----- Supplied material -----

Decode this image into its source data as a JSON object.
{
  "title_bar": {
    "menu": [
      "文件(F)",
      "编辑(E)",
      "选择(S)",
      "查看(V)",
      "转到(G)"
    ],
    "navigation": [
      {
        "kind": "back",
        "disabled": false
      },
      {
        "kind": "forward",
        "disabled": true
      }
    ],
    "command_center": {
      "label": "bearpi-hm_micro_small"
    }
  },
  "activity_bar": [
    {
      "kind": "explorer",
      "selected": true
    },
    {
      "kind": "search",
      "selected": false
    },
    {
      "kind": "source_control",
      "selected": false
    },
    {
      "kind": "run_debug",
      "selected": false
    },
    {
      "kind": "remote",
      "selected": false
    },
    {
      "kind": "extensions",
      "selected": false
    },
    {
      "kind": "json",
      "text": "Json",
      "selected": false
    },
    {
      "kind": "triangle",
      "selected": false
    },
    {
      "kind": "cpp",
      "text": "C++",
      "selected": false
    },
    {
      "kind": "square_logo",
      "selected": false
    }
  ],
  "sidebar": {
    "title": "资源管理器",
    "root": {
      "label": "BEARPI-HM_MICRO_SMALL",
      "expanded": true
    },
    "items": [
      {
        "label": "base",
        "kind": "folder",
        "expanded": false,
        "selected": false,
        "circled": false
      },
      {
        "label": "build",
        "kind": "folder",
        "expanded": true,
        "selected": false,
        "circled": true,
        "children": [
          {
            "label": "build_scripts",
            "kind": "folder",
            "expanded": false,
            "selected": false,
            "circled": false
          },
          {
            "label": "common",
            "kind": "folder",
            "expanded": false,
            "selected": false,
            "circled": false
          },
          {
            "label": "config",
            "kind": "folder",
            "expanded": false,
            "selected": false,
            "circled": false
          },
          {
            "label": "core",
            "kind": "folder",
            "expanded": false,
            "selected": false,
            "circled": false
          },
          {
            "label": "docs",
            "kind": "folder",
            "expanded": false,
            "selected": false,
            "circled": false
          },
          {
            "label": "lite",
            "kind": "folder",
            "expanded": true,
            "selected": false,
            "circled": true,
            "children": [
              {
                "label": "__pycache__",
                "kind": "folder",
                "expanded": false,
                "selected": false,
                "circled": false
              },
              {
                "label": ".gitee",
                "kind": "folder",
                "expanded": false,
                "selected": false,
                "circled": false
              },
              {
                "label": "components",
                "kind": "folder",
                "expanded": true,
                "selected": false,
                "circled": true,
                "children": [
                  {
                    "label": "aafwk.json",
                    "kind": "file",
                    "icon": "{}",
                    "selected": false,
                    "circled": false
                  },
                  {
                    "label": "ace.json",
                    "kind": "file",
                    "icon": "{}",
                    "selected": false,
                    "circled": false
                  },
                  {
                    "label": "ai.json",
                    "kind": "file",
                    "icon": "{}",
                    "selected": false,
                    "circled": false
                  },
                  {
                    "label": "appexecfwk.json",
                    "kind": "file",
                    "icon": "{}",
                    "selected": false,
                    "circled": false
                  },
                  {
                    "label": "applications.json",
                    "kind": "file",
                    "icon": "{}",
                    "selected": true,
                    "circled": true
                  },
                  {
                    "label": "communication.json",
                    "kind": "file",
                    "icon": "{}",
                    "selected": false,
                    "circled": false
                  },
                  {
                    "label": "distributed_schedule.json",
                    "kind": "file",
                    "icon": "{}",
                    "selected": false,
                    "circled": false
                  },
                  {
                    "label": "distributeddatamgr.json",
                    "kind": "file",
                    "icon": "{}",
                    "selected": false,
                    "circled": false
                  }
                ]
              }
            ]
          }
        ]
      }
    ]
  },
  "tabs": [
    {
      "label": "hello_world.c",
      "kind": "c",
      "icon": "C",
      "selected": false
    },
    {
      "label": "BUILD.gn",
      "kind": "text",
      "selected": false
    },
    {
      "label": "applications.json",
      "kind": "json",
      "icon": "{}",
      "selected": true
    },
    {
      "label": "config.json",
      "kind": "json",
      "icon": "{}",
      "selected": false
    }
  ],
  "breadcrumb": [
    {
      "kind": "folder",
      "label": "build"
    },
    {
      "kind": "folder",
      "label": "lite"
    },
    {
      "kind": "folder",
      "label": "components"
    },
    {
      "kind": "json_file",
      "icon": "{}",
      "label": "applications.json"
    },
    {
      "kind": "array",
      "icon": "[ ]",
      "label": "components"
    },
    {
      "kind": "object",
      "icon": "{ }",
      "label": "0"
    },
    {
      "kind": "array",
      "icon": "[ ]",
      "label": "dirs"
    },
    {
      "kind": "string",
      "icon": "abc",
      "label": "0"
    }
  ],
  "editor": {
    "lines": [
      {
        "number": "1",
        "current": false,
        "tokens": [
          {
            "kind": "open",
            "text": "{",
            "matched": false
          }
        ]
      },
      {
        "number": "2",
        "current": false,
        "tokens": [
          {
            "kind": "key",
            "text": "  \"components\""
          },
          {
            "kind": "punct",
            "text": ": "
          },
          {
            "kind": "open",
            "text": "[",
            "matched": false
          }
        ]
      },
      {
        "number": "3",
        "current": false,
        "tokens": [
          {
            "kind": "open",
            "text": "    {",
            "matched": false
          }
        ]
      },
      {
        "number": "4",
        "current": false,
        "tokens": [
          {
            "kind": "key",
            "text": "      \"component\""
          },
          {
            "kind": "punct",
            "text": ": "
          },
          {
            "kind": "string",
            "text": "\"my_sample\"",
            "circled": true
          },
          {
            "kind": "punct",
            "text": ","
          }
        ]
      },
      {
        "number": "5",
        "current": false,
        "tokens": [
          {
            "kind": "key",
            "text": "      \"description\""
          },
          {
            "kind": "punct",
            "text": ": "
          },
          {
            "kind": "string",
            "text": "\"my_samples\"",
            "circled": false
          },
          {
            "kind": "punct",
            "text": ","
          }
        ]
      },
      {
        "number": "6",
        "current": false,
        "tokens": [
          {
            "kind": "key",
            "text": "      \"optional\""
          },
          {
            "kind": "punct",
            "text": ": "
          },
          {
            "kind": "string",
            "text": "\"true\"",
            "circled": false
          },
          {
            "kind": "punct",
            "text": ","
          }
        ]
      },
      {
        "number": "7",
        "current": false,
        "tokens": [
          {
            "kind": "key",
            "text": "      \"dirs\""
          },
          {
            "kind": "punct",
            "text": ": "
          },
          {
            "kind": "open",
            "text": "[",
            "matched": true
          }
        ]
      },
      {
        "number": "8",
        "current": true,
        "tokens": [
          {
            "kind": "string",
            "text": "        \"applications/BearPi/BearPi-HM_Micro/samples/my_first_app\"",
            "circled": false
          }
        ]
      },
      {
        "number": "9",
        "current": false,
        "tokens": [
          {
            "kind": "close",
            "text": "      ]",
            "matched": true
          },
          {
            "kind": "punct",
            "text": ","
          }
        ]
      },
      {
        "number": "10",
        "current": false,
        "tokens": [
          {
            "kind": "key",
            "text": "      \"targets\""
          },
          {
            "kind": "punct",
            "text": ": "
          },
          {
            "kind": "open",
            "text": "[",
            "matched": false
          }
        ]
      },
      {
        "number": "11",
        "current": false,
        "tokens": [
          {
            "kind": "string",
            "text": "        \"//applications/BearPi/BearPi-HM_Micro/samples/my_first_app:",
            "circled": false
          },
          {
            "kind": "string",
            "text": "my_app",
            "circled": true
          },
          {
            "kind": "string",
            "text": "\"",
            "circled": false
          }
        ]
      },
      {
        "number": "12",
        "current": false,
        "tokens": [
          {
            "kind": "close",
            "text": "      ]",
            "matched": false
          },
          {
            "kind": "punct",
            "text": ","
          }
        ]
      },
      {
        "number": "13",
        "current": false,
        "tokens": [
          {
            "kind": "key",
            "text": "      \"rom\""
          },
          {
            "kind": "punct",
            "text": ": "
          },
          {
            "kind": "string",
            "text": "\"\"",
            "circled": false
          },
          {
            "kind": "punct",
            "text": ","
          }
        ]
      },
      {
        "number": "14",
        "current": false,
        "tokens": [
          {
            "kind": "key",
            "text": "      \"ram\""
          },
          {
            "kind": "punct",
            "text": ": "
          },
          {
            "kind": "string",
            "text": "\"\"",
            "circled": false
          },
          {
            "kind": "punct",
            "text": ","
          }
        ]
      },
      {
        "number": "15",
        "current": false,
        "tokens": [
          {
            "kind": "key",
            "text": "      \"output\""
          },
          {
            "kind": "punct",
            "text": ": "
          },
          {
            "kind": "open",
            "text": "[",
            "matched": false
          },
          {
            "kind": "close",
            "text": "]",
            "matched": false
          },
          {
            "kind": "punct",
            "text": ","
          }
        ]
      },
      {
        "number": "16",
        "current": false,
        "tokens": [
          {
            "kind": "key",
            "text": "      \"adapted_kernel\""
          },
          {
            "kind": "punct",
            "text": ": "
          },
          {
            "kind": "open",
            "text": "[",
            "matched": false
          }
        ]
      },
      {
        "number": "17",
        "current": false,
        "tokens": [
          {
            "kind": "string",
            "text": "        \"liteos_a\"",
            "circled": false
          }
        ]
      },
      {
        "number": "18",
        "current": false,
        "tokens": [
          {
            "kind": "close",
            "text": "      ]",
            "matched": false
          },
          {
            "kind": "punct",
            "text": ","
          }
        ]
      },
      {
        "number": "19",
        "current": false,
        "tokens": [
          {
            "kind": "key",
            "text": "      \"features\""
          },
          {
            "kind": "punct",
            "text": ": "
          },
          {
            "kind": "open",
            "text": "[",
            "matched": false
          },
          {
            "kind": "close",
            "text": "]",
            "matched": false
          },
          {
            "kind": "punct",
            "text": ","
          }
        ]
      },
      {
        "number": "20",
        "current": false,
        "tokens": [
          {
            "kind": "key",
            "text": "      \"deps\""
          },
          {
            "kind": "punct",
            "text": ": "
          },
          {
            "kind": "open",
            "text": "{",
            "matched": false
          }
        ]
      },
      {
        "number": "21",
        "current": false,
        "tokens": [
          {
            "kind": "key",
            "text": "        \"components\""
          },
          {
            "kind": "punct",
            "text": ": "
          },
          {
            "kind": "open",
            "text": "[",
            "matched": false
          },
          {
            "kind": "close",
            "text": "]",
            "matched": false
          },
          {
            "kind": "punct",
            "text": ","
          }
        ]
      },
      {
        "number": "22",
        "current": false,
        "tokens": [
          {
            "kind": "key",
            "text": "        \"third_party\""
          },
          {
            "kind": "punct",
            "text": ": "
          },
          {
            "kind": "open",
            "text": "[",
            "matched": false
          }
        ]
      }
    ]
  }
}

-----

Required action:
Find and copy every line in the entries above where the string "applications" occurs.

Answer section:
                    "label": "applications.json",
      "label": "applications.json",
      "label": "applications.json"
            "text": "        \"applications/BearPi/BearPi-HM_Micro/samples/my_first_app\"",
            "text": "        \"//applications/BearPi/BearPi-HM_Micro/samples/my_first_app:",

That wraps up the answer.